TASK DETAILS
Go through the lines below and count those that contain "phpBB"; the number is all that should be returned.

Entries from a dataset of interfaces
*** Begin section ***

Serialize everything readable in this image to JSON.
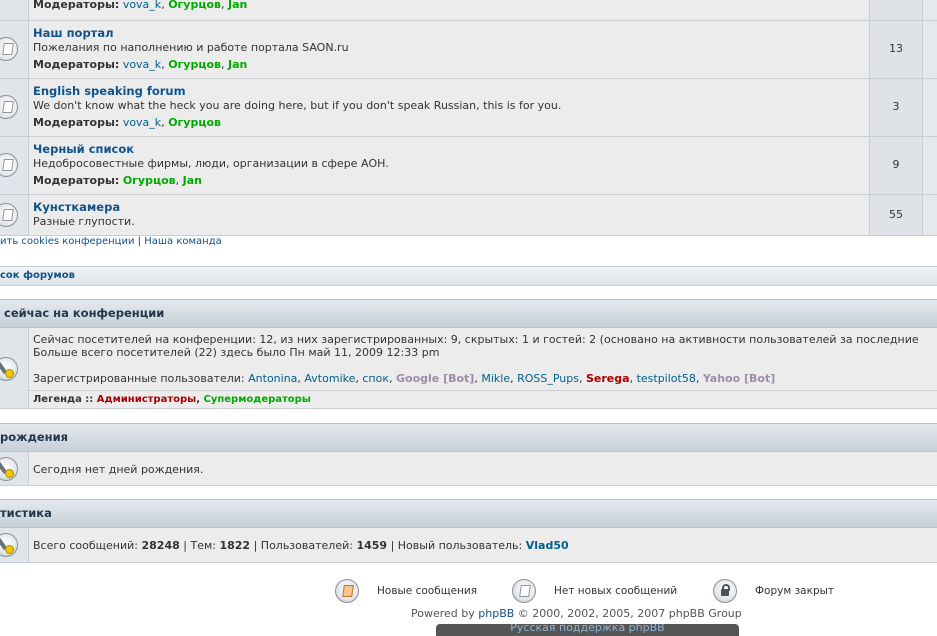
{
  "forums": [
    {
      "title": "",
      "description": "",
      "moderators_label": "Модераторы:",
      "moderators": [
        {
          "name": "vova_k",
          "style": "teal"
        },
        {
          "name": "Огурцов",
          "style": "green"
        },
        {
          "name": "Jan",
          "style": "green"
        }
      ],
      "count": ""
    },
    {
      "title": "Наш портал",
      "description": "Пожелания по наполнению и работе портала SAON.ru",
      "moderators_label": "Модераторы:",
      "moderators": [
        {
          "name": "vova_k",
          "style": "teal"
        },
        {
          "name": "Огурцов",
          "style": "green"
        },
        {
          "name": "Jan",
          "style": "green"
        }
      ],
      "count": "13"
    },
    {
      "title": "English speaking forum",
      "description": "We don't know what the heck you are doing here, but if you don't speak Russian, this is for you.",
      "moderators_label": "Модераторы:",
      "moderators": [
        {
          "name": "vova_k",
          "style": "teal"
        },
        {
          "name": "Огурцов",
          "style": "green"
        }
      ],
      "count": "3"
    },
    {
      "title": "Черный список",
      "description": "Недобросовестные фирмы, люди, организации в сфере АОН.",
      "moderators_label": "Модераторы:",
      "moderators": [
        {
          "name": "Огурцов",
          "style": "green"
        },
        {
          "name": "Jan",
          "style": "green"
        }
      ],
      "count": "9"
    },
    {
      "title": "Кунсткамера",
      "description": "Разные глупости.",
      "moderators_label": "",
      "moderators": [],
      "count": "55"
    }
  ],
  "links": {
    "delete_cookies": "ить cookies конференции",
    "separator": "|",
    "our_team": "Наша команда"
  },
  "forum_list_bar": "сок форумов",
  "online": {
    "heading": "сейчас на конференции",
    "line1": "Сейчас посетителей на конференции: 12, из них зарегистрированных: 9, скрытых: 1 и гостей: 2 (основано на активности пользователей за последние",
    "line2": "Больше всего посетителей (22) здесь было Пн май 11, 2009 12:33 pm",
    "registered_label": "Зарегистрированные пользователи:",
    "users": [
      {
        "name": "Antonina",
        "style": "teal"
      },
      {
        "name": "Avtomike",
        "style": "teal"
      },
      {
        "name": "спок",
        "style": "teal"
      },
      {
        "name": "Google [Bot]",
        "style": "gray"
      },
      {
        "name": "Mikle",
        "style": "teal"
      },
      {
        "name": "ROSS_Pups",
        "style": "teal"
      },
      {
        "name": "Serega",
        "style": "red"
      },
      {
        "name": "testpilot58",
        "style": "teal"
      },
      {
        "name": "Yahoo [Bot]",
        "style": "gray"
      }
    ],
    "legend_label": "Легенда ::",
    "legend_admins": "Администраторы",
    "legend_supermods": "Супермодераторы"
  },
  "birthdays": {
    "heading": "рождения",
    "text": "Сегодня нет дней рождения."
  },
  "stats": {
    "heading": "тистика",
    "posts_label": "Всего сообщений:",
    "posts": "28248",
    "topics_label": "Тем:",
    "topics": "1822",
    "users_label": "Пользователей:",
    "users": "1459",
    "newest_label": "Новый пользователь:",
    "newest": "Vlad50"
  },
  "footer_legend": {
    "new_posts": "Новые сообщения",
    "no_new_posts": "Нет новых сообщений",
    "locked": "Форум закрыт"
  },
  "powered": {
    "prefix": "Powered by",
    "phpbb": "phpBB",
    "suffix": "© 2000, 2002, 2005, 2007 phpBB Group",
    "russian": "Русская поддержка phpBB"
  },
  "colors": {
    "link": "#105289",
    "teal": "#00608b",
    "green": "#00aa00",
    "admin_red": "#aa0000",
    "bot_gray": "#9e8da7"
  }
}
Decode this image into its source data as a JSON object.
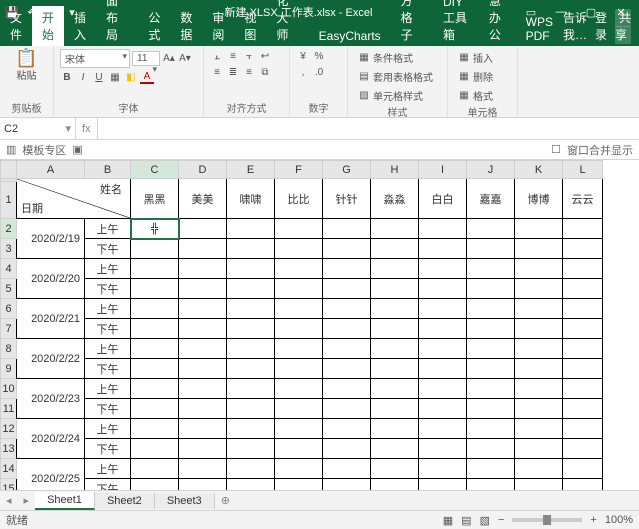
{
  "titlebar": {
    "title": "新建 XLSX 工作表.xlsx - Excel",
    "auto": "⎋"
  },
  "tabs": {
    "file": "文件",
    "home": "开始",
    "insert": "插入",
    "pagelayout": "页面布局",
    "formulas": "公式",
    "data": "数据",
    "review": "审阅",
    "view": "视图",
    "beautify": "美化大师",
    "easycharts": "EasyCharts",
    "fanggezi": "方方格子",
    "diy": "DIY工具箱",
    "huiban": "慧办公",
    "wpspdf": "WPS PDF",
    "tell": "告诉我…",
    "login": "登录",
    "share": "共享"
  },
  "ribbon": {
    "clipboard": {
      "paste": "粘贴",
      "label": "剪贴板"
    },
    "font": {
      "name": "宋体",
      "size": "11",
      "label": "字体"
    },
    "align": {
      "label": "对齐方式"
    },
    "number": {
      "label": "数字"
    },
    "styles": {
      "cond": "条件格式",
      "tbl": "套用表格格式",
      "cellstyle": "单元格样式",
      "label": "样式"
    },
    "cells": {
      "insert": "插入",
      "delete": "删除",
      "format": "格式",
      "label": "单元格"
    }
  },
  "namebox": "C2",
  "formula": "",
  "templbar": {
    "label": "模板专区",
    "right": "窗口合并显示"
  },
  "columns": [
    "A",
    "B",
    "C",
    "D",
    "E",
    "F",
    "G",
    "H",
    "I",
    "J",
    "K",
    "L"
  ],
  "header": {
    "name": "姓名",
    "date": "日期",
    "people": [
      "黑黑",
      "美美",
      "啸啸",
      "比比",
      "针针",
      "淼淼",
      "白白",
      "嘉嘉",
      "博博",
      "云云"
    ]
  },
  "periods": {
    "am": "上午",
    "pm": "下午"
  },
  "dates": [
    "2020/2/19",
    "2020/2/20",
    "2020/2/21",
    "2020/2/22",
    "2020/2/23",
    "2020/2/24",
    "2020/2/25"
  ],
  "sheets": {
    "s1": "Sheet1",
    "s2": "Sheet2",
    "s3": "Sheet3"
  },
  "status": {
    "ready": "就绪",
    "zoom": "100%"
  },
  "icons": {
    "save": "💾",
    "undo": "↶",
    "redo": "↷",
    "paste": "📋",
    "cut": "✂",
    "copy": "⧉",
    "brush": "🖌",
    "bold": "B",
    "italic": "I",
    "underline": "U",
    "border": "▦",
    "fill": "◧",
    "fontcolor": "A",
    "alignL": "≡",
    "merge": "⧉",
    "wrap": "↩",
    "fx": "fx",
    "plus": "⊕",
    "cursor": "╬"
  }
}
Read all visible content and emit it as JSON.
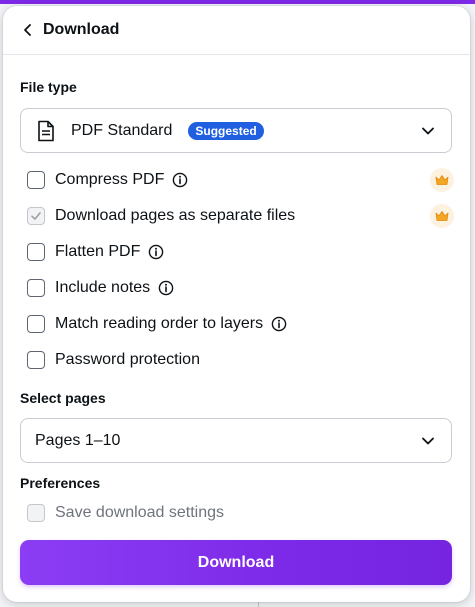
{
  "header": {
    "back_icon": "chevron-left-icon",
    "title": "Download"
  },
  "file_type": {
    "label": "File type",
    "icon": "document-icon",
    "selected": "PDF Standard",
    "badge": "Suggested",
    "badge_color": "#1f5fe0"
  },
  "options": [
    {
      "label": "Compress PDF",
      "checked": false,
      "info_icon": true,
      "premium": true
    },
    {
      "label": "Download pages as separate files",
      "checked": true,
      "info_icon": false,
      "premium": true
    },
    {
      "label": "Flatten PDF",
      "checked": false,
      "info_icon": true,
      "premium": false
    },
    {
      "label": "Include notes",
      "checked": false,
      "info_icon": true,
      "premium": false
    },
    {
      "label": "Match reading order to layers",
      "checked": false,
      "info_icon": true,
      "premium": false
    },
    {
      "label": "Password protection",
      "checked": false,
      "info_icon": false,
      "premium": false
    }
  ],
  "select_pages": {
    "label": "Select pages",
    "selected": "Pages 1–10"
  },
  "preferences": {
    "label": "Preferences",
    "save_settings_label": "Save download settings",
    "save_settings_checked": false,
    "save_settings_disabled": true
  },
  "download_button": {
    "label": "Download",
    "color": "#7d2ae8"
  },
  "premium_icon": "crown-icon",
  "premium_color": "#f5a623"
}
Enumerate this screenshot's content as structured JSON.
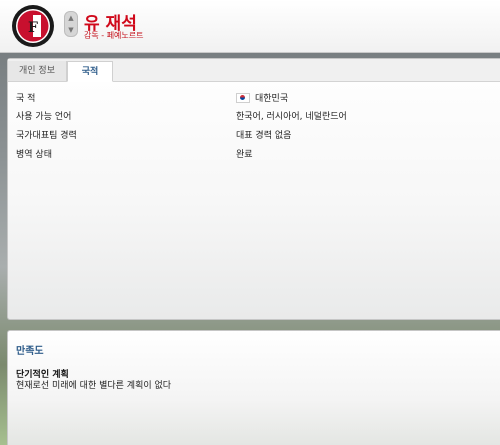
{
  "header": {
    "name": "유 재석",
    "subtitle": "감독 - 페예노르트",
    "club_crest": "feyenoord-crest-icon",
    "nav_up": "▲",
    "nav_down": "▼"
  },
  "tabs": [
    {
      "label": "개인 정보",
      "active": false
    },
    {
      "label": "국적",
      "active": true
    }
  ],
  "details": [
    {
      "label": "국 적",
      "value": "대한민국",
      "icon": "flag-south-korea-icon"
    },
    {
      "label": "사용 가능 언어",
      "value": "한국어, 러시아어, 네덜란드어"
    },
    {
      "label": "국가대표팀 경력",
      "value": "대표 경력 없음"
    },
    {
      "label": "병역 상태",
      "value": "완료"
    }
  ],
  "satisfaction": {
    "title": "만족도",
    "plan_heading": "단기적인 계획",
    "plan_text": "현재로선 미래에 대한 별다른 계획이 없다"
  },
  "colors": {
    "name_red": "#d0081a",
    "section_blue": "#2e5c8a"
  }
}
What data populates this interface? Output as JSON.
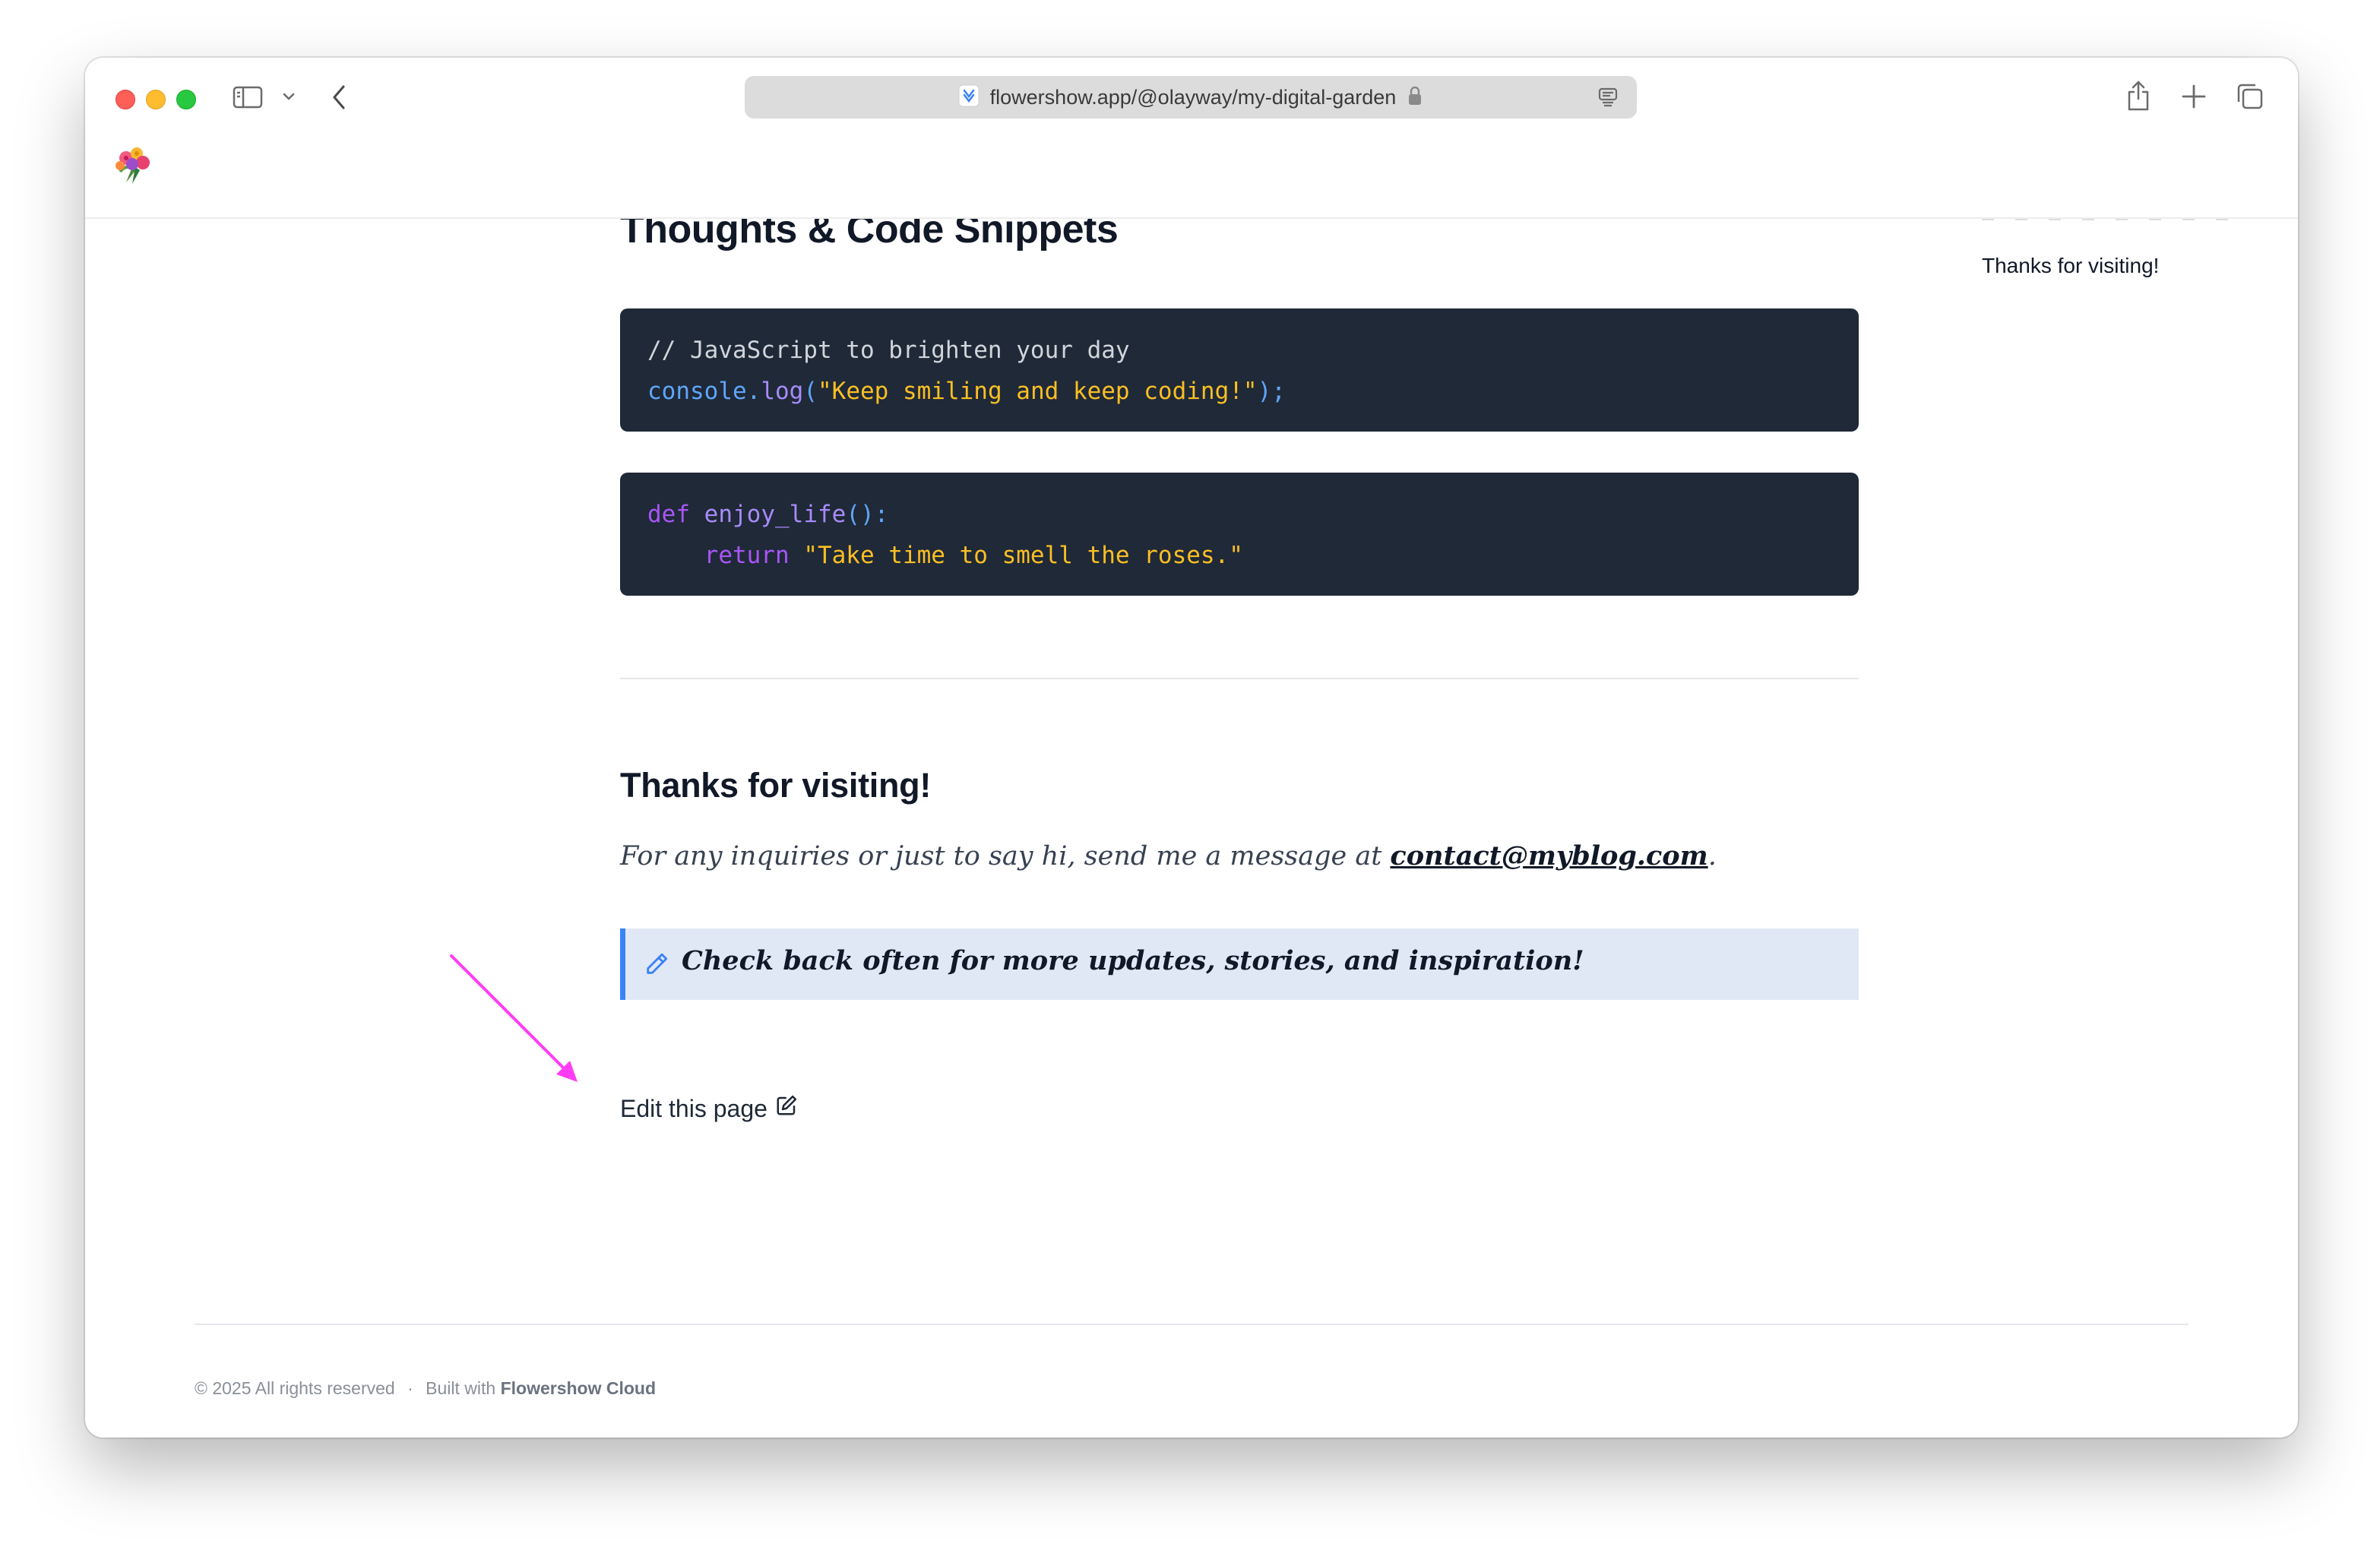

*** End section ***

SOLUTION FOR THIS EXERCISE
3